One of the defining features of the Nintendo Switch is the fact that the console uses cartridges instead of disks — a design decision that was rumored long before any official information about the system was released. Now that members of the press are getting their hands on the hardware, we’ve learned something else about the cartridges: they don’t taste great.

Last week, Giant Bomb’s Jeff Gerstmann performed a spontaneous taste test on a Switch cartridge, which has been preserved in GIF form thanks to Reddit. His passionate reaction to the flavor of the cartridge inspired other journalists to pop Nintendo Switch cartridges in their mouths.

A copy of launch title Just Dance 2017 was described as “revolting” in a tongue-in-cheek report published by Polygon. Fortunately, this prompted Nintendo to step in with official word on why the cartridges taste so terrible.

“A bittering agent (Denatonium Benzoate) has also been applied to the game card,” said a Nintendo spokesperson, confirming that the cartridges intentionally assault the taste buds of anyone that tries to ingest them. Denatonium benzoate is non-toxic, making it an ideal substance for this application.

Long story short, Nintendo manufactured its Switch cartridges to have a bad taste to avoid any health and safety risks. Gaming journalists demonstrated that the cartridges were indeed sufficiently foul-tasting to dissuade users (read: kids) from swallowing them.

It’s not clear why Nintendo felt it was time to put this precaution in place, given that the DS and 3DS both used similarly compact cartridges. However, given that the company’s focus on gaming experiences that are suitable for all ages, it’s not too surprising to see these measures implemented. So for any new Switch owners that happen to catch a taste of the game cartridges for whatever reason (curiosity, accident, etc.), know that the foul taste was put there on purpose

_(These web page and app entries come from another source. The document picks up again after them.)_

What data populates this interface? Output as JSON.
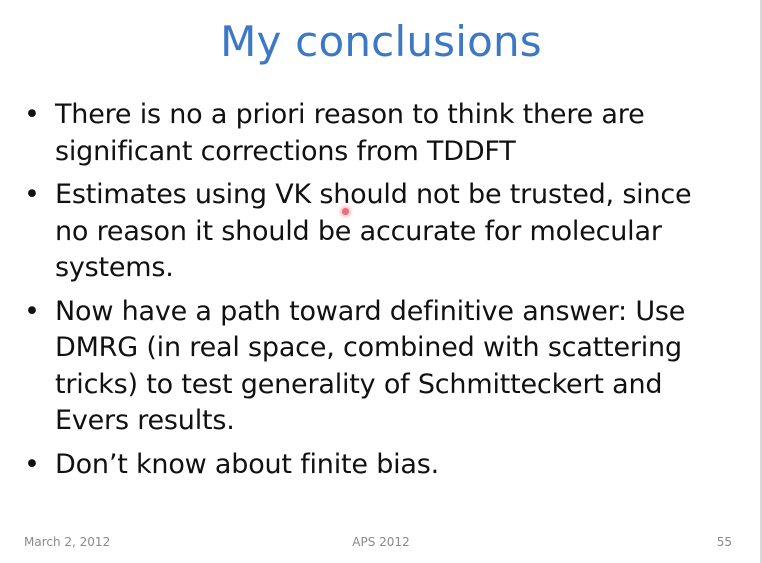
{
  "slide": {
    "title": "My conclusions",
    "bullets": [
      {
        "marker": "•",
        "lines": [
          "There is no a priori reason to think there are",
          "significant corrections from TDDFT"
        ]
      },
      {
        "marker": "•",
        "lines": [
          "Estimates using VK should not be trusted, since",
          "no reason it should be accurate for molecular",
          "systems."
        ]
      },
      {
        "marker": "•",
        "lines": [
          "Now have a path toward definitive answer: Use",
          "DMRG (in real space, combined with scattering",
          "tricks) to test generality of Schmitteckert and",
          "Evers results."
        ]
      },
      {
        "marker": "•",
        "lines": [
          "Don’t know about finite bias."
        ]
      }
    ]
  },
  "footer": {
    "date": "March 2, 2012",
    "center": "APS 2012",
    "page_number": "55"
  },
  "colors": {
    "title": "#3c78c6",
    "body_text": "#111111",
    "footer_text": "#8a8a8a",
    "pointer": "#e8707a"
  },
  "icons": {
    "pointer": "laser-pointer-dot"
  }
}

The Nintendo Switch launches on March 3, 2017.

tags: Nintendo, Switch